Catch rates skyrocket for anglers using portable flashers and LCD fishfinders to help them adjust jigging sequences based on the fish’s reactions, which play out plain as day on the screen.Pay attention to the strength of a fish’s signal, as crappies frequently suspend. When a weak signal appears below a jig, a novice might think the fish is directly below the bait when actually the crappie is suspended off to the side on the far edge of the sonar cone. Also, the display will show the signal slightly deeper than it actually is when the crappie is off at the edge of the sonar cone.

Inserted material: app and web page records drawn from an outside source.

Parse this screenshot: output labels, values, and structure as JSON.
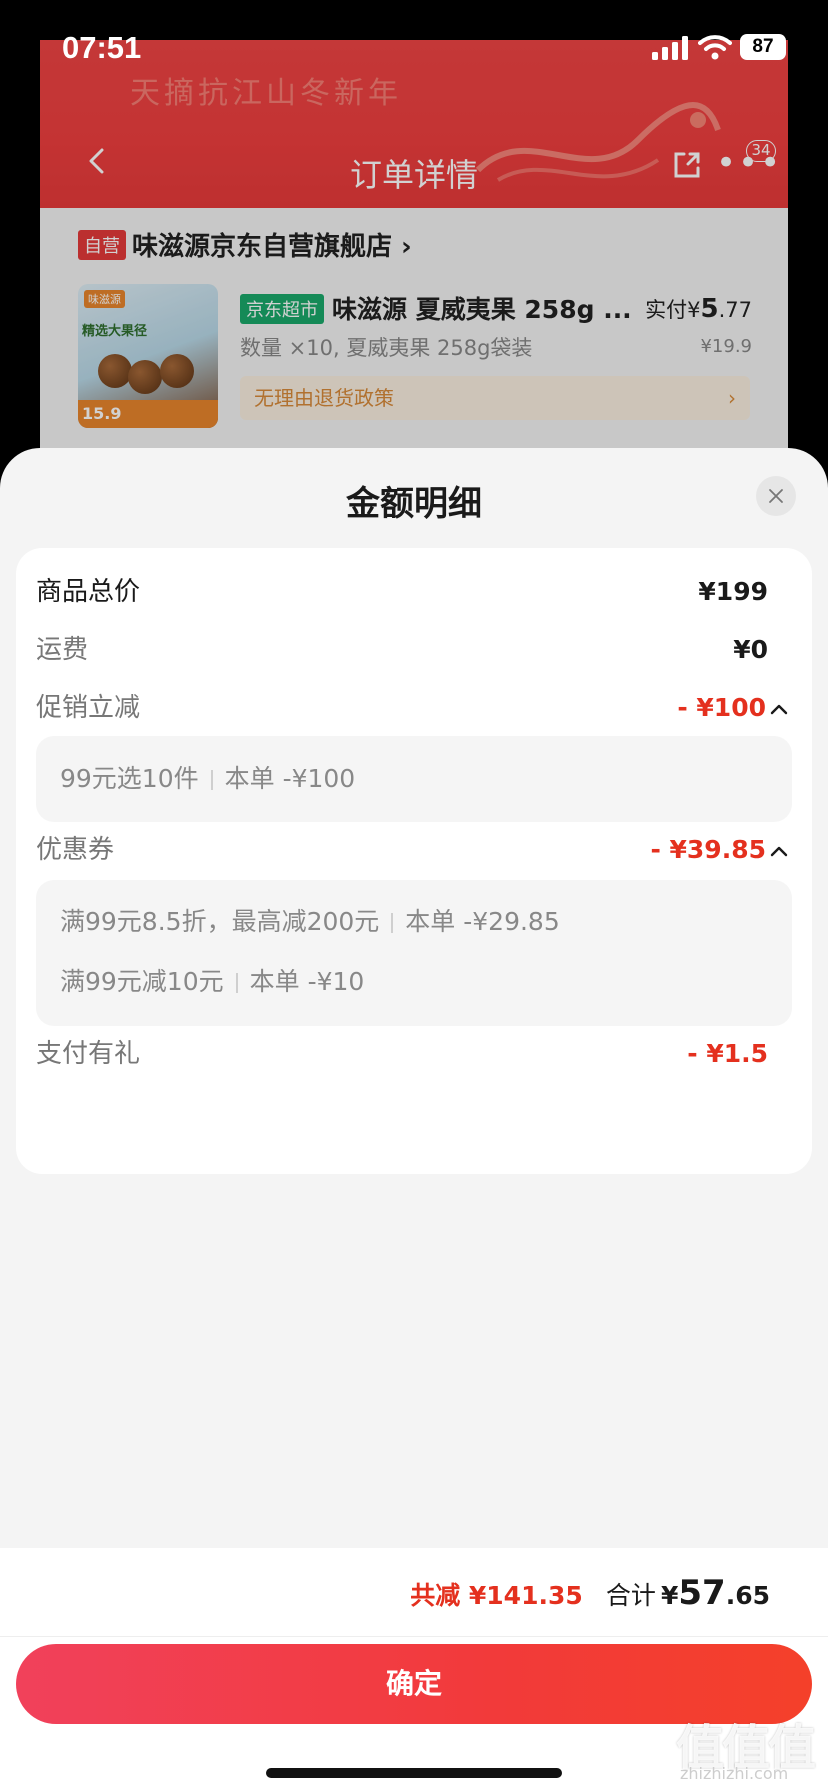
{
  "status_bar": {
    "time": "07:51",
    "battery": "87"
  },
  "background_page": {
    "title": "订单详情",
    "more_badge": "34",
    "self_operated_tag": "自营",
    "store_name": "味滋源京东自营旗舰店 ›",
    "product": {
      "channel_tag": "京东超市",
      "name": "味滋源 夏威夷果 258g ...",
      "paid_prefix": "实付",
      "paid_currency": "¥",
      "paid_int": "5",
      "paid_dec": ".77",
      "quantity_spec": "数量 ×10, 夏威夷果 258g袋装",
      "unit_price": "¥19.9",
      "policy": "无理由退货政策",
      "policy_arrow": "›",
      "thumb_brand": "味滋源",
      "thumb_slogan": "精选大果径",
      "thumb_price": "15.9"
    },
    "banner_faint_text": "天摘抗江山冬新年"
  },
  "sheet": {
    "title": "金额明细",
    "rows": {
      "goods_total": {
        "label": "商品总价",
        "value": "¥199"
      },
      "shipping": {
        "label": "运费",
        "value": "¥0"
      },
      "promo": {
        "label": "促销立减",
        "value": "- ¥100"
      },
      "coupon": {
        "label": "优惠券",
        "value": "- ¥39.85"
      },
      "pay_gift": {
        "label": "支付有礼",
        "value": "- ¥1.5"
      }
    },
    "promo_details": [
      {
        "rule": "99元选10件",
        "amount": "本单 -¥100"
      }
    ],
    "coupon_details": [
      {
        "rule": "满99元8.5折，最高减200元",
        "amount": "本单 -¥29.85"
      },
      {
        "rule": "满99元减10元",
        "amount": "本单 -¥10"
      }
    ]
  },
  "footer": {
    "saved": "共减 ¥141.35",
    "total_label": "合计",
    "total_currency": "¥",
    "total_int": "57",
    "total_dec": ".65",
    "confirm_label": "确定"
  },
  "watermark": {
    "big": "值值值",
    "small": "zhizhizhi.com"
  },
  "colors": {
    "accent_red": "#e4301e",
    "button_gradient_start": "#f1415b",
    "button_gradient_end": "#f4402a"
  }
}
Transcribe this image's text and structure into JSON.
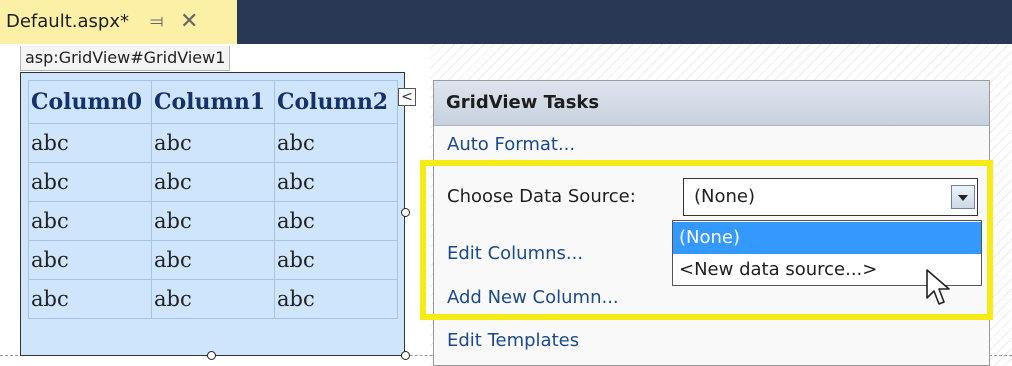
{
  "document_tab": {
    "title": "Default.aspx*",
    "pin_icon": "pin-icon",
    "close_icon": "close-icon"
  },
  "breadcrumb": "asp:GridView#GridView1",
  "grid": {
    "headers": [
      "Column0",
      "Column1",
      "Column2"
    ],
    "rows": [
      [
        "abc",
        "abc",
        "abc"
      ],
      [
        "abc",
        "abc",
        "abc"
      ],
      [
        "abc",
        "abc",
        "abc"
      ],
      [
        "abc",
        "abc",
        "abc"
      ],
      [
        "abc",
        "abc",
        "abc"
      ]
    ]
  },
  "smart_tag": {
    "glyph": "<"
  },
  "tasks_panel": {
    "title": "GridView Tasks",
    "auto_format": "Auto Format...",
    "choose_data_source_label": "Choose Data Source:",
    "data_source_value": "(None)",
    "data_source_options": [
      "(None)",
      "<New data source...>"
    ],
    "highlighted_option_index": 0,
    "edit_columns": "Edit Columns...",
    "add_new_column": "Add New Column...",
    "edit_templates": "Edit Templates"
  },
  "colors": {
    "tab_background": "#fbf0a6",
    "title_bar": "#293955",
    "grid_background": "#cfe5fb",
    "grid_header_text": "#153368",
    "highlight_box": "#f5ec15",
    "selected_option": "#3399ff",
    "link": "#1a4a8c"
  }
}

The lesson here is to always jig above fish. Remember, crappie feed up, so they’ll be looking skyward for a meal. Jigging up high helps attract fish. More, convincing a crappie to swim up to a jig gets them interested in eating.
Underwater cameras also have merit on ice. A camera helps locate prime habitat and fish. Watching a crappie’s reaction helps customize a jigging sequence to trigger a strike.
Keeping quiet is one of the easiest ways anglers can improve the number of fussy crappie they put on the ice. Drill holes early, so you’re not firing up an auger at prime time. Be aware of light entering into a hole. (When in a fish house this is less of an issue.) Leaving some slush in the hole to diffuse sunlight can make crappies less wary. Avoid letting your shadow pass over an ice hole. The light change from a shadow—and the sounds of footsteps—put crappie on high alert. In shallow water, it can sabotage a good bite.
Sometimes, it’s a good idea to do something different. When fish are attracted to ice jigs but won’t bite, try a small jigging spoon or jigging minnow instead. Going against the grain and upsizing on fussy crappie can turn a pod of fish competitive and get them feeding. It seems counterintuitive, but these lures can trigger reaction bites when slabs are snubbing tiny jigs.A bait-and-switch strategy can also pay off. First, attract crappie with a big, loud lure, like a flashy jigging spoon or rattling darter. Once a fish is beneath the hole, retrieve the hard bait and drop down a small tungsten ice jig. For whatever reason, this works some days, with crappie fooled by the sudden arrival of the small jig.
Another option is to try jigging two adjacent holes (where regulations permit), working one bait in each.